RECORDS PROVIDED:
————

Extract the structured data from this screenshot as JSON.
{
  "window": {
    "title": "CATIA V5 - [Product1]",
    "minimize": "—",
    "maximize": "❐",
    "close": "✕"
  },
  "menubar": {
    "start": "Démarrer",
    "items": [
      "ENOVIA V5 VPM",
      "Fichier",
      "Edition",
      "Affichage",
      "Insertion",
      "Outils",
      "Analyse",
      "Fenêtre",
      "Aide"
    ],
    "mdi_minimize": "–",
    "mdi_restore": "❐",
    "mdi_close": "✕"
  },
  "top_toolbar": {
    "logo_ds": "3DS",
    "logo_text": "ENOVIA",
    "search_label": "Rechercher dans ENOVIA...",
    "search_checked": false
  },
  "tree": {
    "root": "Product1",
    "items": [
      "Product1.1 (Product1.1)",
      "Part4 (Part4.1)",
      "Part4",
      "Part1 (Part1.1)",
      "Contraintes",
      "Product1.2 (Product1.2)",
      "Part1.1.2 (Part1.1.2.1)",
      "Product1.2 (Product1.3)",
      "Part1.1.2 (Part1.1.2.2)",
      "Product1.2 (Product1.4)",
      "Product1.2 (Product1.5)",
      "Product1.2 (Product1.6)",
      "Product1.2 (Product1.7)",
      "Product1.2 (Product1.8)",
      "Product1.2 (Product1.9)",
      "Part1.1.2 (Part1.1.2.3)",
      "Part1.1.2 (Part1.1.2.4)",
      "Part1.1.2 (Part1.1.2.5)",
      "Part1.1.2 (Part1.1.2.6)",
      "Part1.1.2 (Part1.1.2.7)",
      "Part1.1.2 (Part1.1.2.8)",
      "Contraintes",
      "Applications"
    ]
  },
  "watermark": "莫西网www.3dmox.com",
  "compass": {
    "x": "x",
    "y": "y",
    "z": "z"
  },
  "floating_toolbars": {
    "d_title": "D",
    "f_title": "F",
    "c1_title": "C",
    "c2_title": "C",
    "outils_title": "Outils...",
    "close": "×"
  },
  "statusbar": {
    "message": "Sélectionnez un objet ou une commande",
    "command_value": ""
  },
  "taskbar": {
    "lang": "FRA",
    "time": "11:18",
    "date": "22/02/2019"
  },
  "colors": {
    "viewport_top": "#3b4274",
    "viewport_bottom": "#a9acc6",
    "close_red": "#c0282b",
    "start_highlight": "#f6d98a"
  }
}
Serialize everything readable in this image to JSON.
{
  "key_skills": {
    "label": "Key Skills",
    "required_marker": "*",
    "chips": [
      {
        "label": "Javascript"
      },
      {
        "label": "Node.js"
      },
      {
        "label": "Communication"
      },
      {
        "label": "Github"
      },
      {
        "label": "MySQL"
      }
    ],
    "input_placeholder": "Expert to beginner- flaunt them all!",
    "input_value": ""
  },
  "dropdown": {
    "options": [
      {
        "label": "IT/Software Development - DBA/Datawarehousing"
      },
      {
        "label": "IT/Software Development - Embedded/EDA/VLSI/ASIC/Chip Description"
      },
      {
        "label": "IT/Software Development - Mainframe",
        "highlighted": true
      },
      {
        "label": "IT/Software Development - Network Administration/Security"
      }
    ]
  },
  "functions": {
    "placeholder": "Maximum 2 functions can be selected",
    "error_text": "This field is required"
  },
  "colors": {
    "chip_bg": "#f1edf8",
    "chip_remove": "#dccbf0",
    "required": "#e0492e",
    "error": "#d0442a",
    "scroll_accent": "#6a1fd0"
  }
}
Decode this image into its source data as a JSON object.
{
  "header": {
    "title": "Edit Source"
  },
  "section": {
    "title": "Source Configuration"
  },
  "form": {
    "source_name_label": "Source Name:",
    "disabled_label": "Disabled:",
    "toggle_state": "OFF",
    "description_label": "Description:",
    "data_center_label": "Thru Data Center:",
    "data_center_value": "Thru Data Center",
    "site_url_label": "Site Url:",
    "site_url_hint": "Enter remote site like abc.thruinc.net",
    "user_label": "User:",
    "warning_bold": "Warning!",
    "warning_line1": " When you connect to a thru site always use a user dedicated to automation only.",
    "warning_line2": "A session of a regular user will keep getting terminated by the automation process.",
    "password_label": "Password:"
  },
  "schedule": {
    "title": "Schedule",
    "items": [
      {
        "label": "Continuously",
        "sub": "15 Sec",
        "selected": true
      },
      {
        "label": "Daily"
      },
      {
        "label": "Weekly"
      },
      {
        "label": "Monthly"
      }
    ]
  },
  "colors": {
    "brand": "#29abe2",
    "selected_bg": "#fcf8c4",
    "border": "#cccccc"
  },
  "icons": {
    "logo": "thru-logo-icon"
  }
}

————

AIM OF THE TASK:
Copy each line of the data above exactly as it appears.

TASK RESULT:
Extract the structured data from this screenshot as JSON.
{
  "window": {
    "title": "CATIA V5 - [Product1]",
    "minimize": "—",
    "maximize": "❐",
    "close": "✕"
  },
  "menubar": {
    "start": "Démarrer",
    "items": [
      "ENOVIA V5 VPM",
      "Fichier",
      "Edition",
      "Affichage",
      "Insertion",
      "Outils",
      "Analyse",
      "Fenêtre",
      "Aide"
    ],
    "mdi_minimize": "–",
    "mdi_restore": "❐",
    "mdi_close": "✕"
  },
  "top_toolbar": {
    "logo_ds": "3DS",
    "logo_text": "ENOVIA",
    "search_label": "Rechercher dans ENOVIA...",
    "search_checked": false
  },
  "tree": {
    "root": "Product1",
    "items": [
      "Product1.1 (Product1.1)",
      "Part4 (Part4.1)",
      "Part4",
      "Part1 (Part1.1)",
      "Contraintes",
      "Product1.2 (Product1.2)",
      "Part1.1.2 (Part1.1.2.1)",
      "Product1.2 (Product1.3)",
      "Part1.1.2 (Part1.1.2.2)",
      "Product1.2 (Product1.4)",
      "Product1.2 (Product1.5)",
      "Product1.2 (Product1.6)",
      "Product1.2 (Product1.7)",
      "Product1.2 (Product1.8)",
      "Product1.2 (Product1.9)",
      "Part1.1.2 (Part1.1.2.3)",
      "Part1.1.2 (Part1.1.2.4)",
      "Part1.1.2 (Part1.1.2.5)",
      "Part1.1.2 (Part1.1.2.6)",
      "Part1.1.2 (Part1.1.2.7)",
      "Part1.1.2 (Part1.1.2.8)",
      "Contraintes",
      "Applications"
    ]
  },
  "watermark": "莫西网www.3dmox.com",
  "compass": {
    "x": "x",
    "y": "y",
    "z": "z"
  },
  "floating_toolbars": {
    "d_title": "D",
    "f_title": "F",
    "c1_title": "C",
    "c2_title": "C",
    "outils_title": "Outils...",
    "close": "×"
  },
  "statusbar": {
    "message": "Sélectionnez un objet ou une commande",
    "command_value": ""
  },
  "taskbar": {
    "lang": "FRA",
    "time": "11:18",
    "date": "22/02/2019"
  },
  "colors": {
    "viewport_top": "#3b4274",
    "viewport_bottom": "#a9acc6",
    "close_red": "#c0282b",
    "start_highlight": "#f6d98a"
  }
}
Serialize everything readable in this image to JSON.
{
  "key_skills": {
    "label": "Key Skills",
    "required_marker": "*",
    "chips": [
      {
        "label": "Javascript"
      },
      {
        "label": "Node.js"
      },
      {
        "label": "Communication"
      },
      {
        "label": "Github"
      },
      {
        "label": "MySQL"
      }
    ],
    "input_placeholder": "Expert to beginner- flaunt them all!",
    "input_value": ""
  },
  "dropdown": {
    "options": [
      {
        "label": "IT/Software Development - DBA/Datawarehousing"
      },
      {
        "label": "IT/Software Development - Embedded/EDA/VLSI/ASIC/Chip Description"
      },
      {
        "label": "IT/Software Development - Mainframe",
        "highlighted": true
      },
      {
        "label": "IT/Software Development - Network Administration/Security"
      }
    ]
  },
  "functions": {
    "placeholder": "Maximum 2 functions can be selected",
    "error_text": "This field is required"
  },
  "colors": {
    "chip_bg": "#f1edf8",
    "chip_remove": "#dccbf0",
    "required": "#e0492e",
    "error": "#d0442a",
    "scroll_accent": "#6a1fd0"
  }
}
Decode this image into its source data as a JSON object.
{
  "header": {
    "title": "Edit Source"
  },
  "section": {
    "title": "Source Configuration"
  },
  "form": {
    "source_name_label": "Source Name:",
    "disabled_label": "Disabled:",
    "toggle_state": "OFF",
    "description_label": "Description:",
    "data_center_label": "Thru Data Center:",
    "data_center_value": "Thru Data Center",
    "site_url_label": "Site Url:",
    "site_url_hint": "Enter remote site like abc.thruinc.net",
    "user_label": "User:",
    "warning_bold": "Warning!",
    "warning_line1": " When you connect to a thru site always use a user dedicated to automation only.",
    "warning_line2": "A session of a regular user will keep getting terminated by the automation process.",
    "password_label": "Password:"
  },
  "schedule": {
    "title": "Schedule",
    "items": [
      {
        "label": "Continuously",
        "sub": "15 Sec",
        "selected": true
      },
      {
        "label": "Daily"
      },
      {
        "label": "Weekly"
      },
      {
        "label": "Monthly"
      }
    ]
  },
  "colors": {
    "brand": "#29abe2",
    "selected_bg": "#fcf8c4",
    "border": "#cccccc"
  },
  "icons": {
    "logo": "thru-logo-icon"
  }
}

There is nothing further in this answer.